**YOUR INSTRUCTIONS:**
Copy out, from the entries below, each line that holds the string "true".

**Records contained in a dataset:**
--- --- ---

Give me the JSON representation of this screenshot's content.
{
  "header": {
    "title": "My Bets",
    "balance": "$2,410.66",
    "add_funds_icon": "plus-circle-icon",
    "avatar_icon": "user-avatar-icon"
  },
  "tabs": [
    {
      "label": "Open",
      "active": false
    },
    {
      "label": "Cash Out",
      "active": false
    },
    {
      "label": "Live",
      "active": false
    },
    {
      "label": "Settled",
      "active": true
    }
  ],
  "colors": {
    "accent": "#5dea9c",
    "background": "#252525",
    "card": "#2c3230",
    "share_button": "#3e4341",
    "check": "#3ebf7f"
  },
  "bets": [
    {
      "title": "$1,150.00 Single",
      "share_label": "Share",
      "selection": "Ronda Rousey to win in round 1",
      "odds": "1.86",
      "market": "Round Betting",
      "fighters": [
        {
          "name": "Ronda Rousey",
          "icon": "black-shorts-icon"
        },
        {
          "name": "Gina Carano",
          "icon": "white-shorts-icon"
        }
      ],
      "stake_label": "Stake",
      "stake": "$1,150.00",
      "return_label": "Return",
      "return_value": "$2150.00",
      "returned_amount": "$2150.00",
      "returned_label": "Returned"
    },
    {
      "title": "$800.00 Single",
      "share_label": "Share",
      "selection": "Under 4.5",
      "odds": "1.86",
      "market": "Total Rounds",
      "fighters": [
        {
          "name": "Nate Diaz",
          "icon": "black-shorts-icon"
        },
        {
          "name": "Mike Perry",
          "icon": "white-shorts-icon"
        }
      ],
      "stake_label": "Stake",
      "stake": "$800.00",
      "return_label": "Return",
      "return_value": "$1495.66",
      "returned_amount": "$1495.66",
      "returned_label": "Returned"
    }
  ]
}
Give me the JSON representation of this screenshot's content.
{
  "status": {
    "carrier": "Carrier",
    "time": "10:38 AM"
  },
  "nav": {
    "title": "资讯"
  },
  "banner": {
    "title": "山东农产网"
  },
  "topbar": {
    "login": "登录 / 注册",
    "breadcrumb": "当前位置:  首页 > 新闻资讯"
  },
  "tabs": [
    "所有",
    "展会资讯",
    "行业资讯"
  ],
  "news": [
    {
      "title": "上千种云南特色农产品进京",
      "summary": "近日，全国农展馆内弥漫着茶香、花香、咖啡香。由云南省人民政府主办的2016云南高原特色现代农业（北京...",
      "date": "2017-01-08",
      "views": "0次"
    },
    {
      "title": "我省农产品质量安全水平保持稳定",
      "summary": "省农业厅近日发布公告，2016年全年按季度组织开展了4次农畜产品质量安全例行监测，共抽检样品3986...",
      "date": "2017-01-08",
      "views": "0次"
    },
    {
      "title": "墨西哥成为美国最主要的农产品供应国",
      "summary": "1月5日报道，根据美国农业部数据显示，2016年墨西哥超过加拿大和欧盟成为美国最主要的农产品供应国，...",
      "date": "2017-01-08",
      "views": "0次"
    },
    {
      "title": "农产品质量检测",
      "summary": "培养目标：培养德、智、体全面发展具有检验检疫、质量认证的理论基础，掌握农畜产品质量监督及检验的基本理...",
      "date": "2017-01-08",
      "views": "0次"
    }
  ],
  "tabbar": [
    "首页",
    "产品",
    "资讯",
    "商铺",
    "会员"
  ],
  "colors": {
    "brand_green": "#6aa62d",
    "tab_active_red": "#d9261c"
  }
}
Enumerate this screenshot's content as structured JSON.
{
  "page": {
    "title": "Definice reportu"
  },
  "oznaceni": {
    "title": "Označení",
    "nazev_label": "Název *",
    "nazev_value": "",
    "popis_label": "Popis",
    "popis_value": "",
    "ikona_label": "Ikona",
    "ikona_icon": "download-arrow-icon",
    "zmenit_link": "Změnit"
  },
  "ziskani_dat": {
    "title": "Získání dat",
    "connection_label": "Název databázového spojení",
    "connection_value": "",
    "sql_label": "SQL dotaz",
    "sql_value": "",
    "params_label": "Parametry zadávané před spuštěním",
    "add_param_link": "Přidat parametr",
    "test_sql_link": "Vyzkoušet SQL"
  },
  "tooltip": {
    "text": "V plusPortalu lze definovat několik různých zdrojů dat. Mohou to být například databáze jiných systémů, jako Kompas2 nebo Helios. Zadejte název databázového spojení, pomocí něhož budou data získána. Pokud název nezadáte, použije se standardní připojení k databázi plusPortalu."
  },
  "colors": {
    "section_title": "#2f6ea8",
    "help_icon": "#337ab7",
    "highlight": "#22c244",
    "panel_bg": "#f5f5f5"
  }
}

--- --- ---

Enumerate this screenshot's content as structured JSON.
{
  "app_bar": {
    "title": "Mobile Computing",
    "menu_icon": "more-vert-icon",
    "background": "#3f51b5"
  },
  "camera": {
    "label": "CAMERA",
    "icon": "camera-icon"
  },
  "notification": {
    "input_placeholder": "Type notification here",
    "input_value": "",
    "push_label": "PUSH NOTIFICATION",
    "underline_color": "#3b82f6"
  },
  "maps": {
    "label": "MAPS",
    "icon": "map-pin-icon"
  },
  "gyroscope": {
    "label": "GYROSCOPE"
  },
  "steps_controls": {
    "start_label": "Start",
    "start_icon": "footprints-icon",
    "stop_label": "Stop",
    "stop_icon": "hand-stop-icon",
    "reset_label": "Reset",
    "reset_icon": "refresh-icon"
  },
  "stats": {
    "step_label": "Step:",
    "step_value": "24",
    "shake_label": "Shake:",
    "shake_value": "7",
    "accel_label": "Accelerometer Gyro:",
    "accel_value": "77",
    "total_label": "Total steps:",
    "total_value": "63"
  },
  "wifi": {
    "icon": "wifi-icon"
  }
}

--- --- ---

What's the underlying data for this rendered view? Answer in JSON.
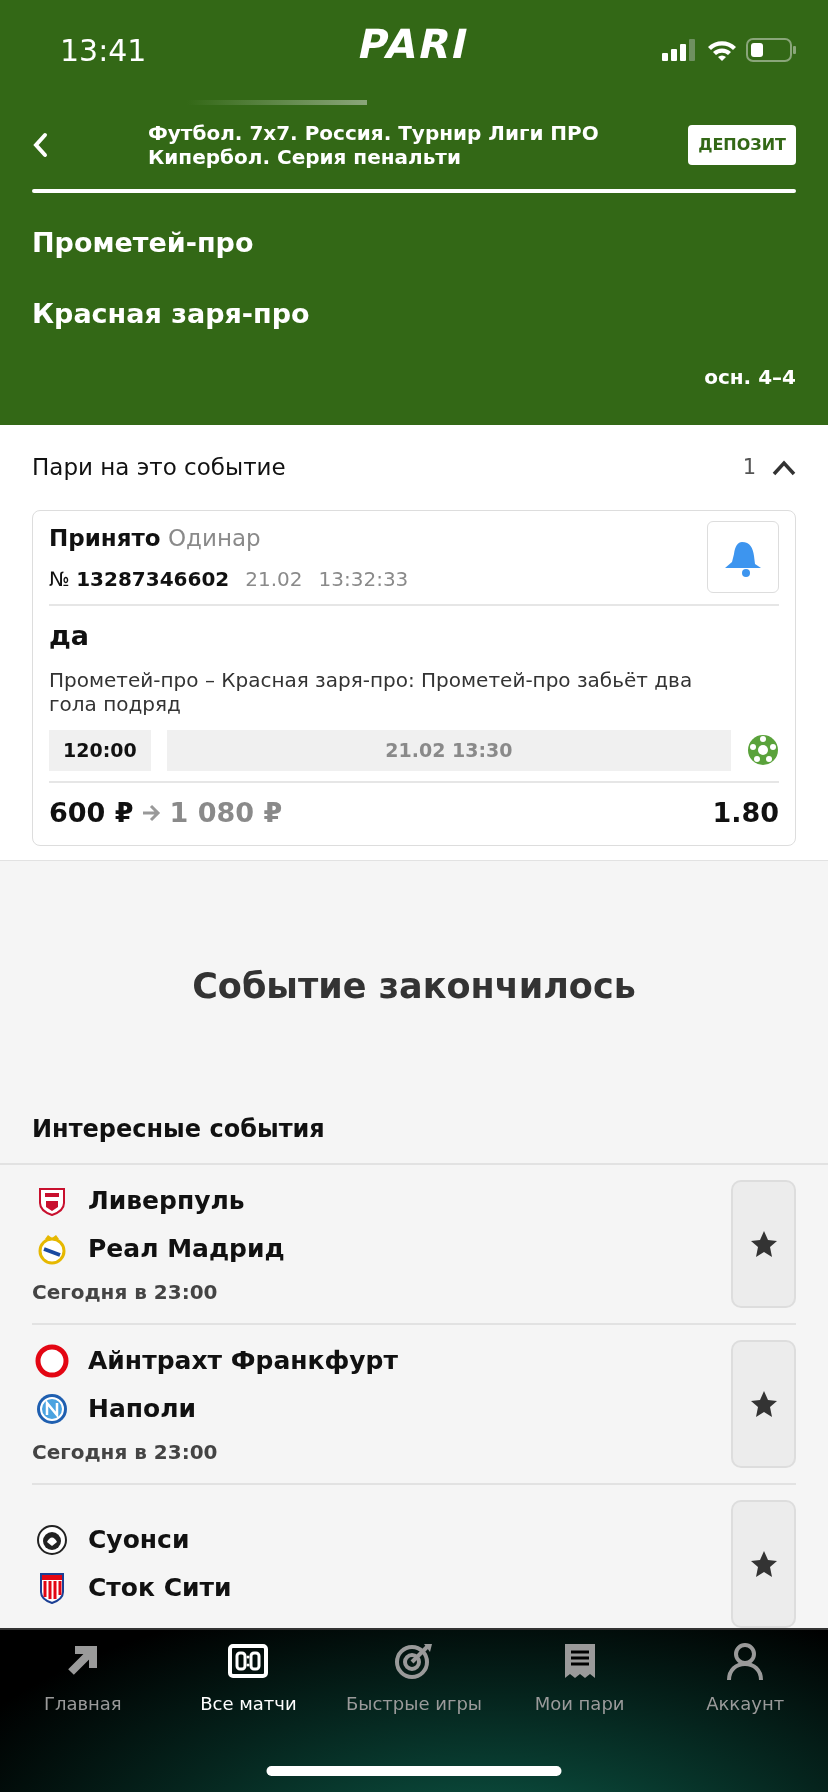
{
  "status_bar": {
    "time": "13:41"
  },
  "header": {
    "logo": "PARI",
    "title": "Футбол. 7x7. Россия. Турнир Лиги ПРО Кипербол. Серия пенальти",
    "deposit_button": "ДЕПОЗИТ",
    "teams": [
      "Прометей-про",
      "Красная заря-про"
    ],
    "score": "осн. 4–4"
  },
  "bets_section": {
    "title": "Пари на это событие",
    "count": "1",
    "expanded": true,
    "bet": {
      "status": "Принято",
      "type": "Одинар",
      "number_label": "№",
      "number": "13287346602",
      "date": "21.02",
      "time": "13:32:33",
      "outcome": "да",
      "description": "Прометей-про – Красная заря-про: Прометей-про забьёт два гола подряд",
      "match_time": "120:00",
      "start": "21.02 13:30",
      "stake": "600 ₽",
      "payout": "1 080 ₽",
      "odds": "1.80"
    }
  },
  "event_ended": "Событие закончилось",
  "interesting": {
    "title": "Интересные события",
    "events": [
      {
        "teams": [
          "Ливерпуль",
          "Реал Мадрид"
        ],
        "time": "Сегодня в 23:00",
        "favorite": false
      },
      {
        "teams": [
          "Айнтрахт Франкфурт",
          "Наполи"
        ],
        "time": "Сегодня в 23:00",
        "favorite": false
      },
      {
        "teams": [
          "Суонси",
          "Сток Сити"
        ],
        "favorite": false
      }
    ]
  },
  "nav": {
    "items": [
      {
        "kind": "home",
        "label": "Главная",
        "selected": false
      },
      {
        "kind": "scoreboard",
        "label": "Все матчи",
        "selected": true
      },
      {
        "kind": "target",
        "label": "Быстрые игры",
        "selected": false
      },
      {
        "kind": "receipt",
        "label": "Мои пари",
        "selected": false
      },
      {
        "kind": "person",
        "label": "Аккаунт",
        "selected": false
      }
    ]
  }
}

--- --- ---

**EXERCISE RESULT:**
      "active": true
    "expanded": true,
        "selected": true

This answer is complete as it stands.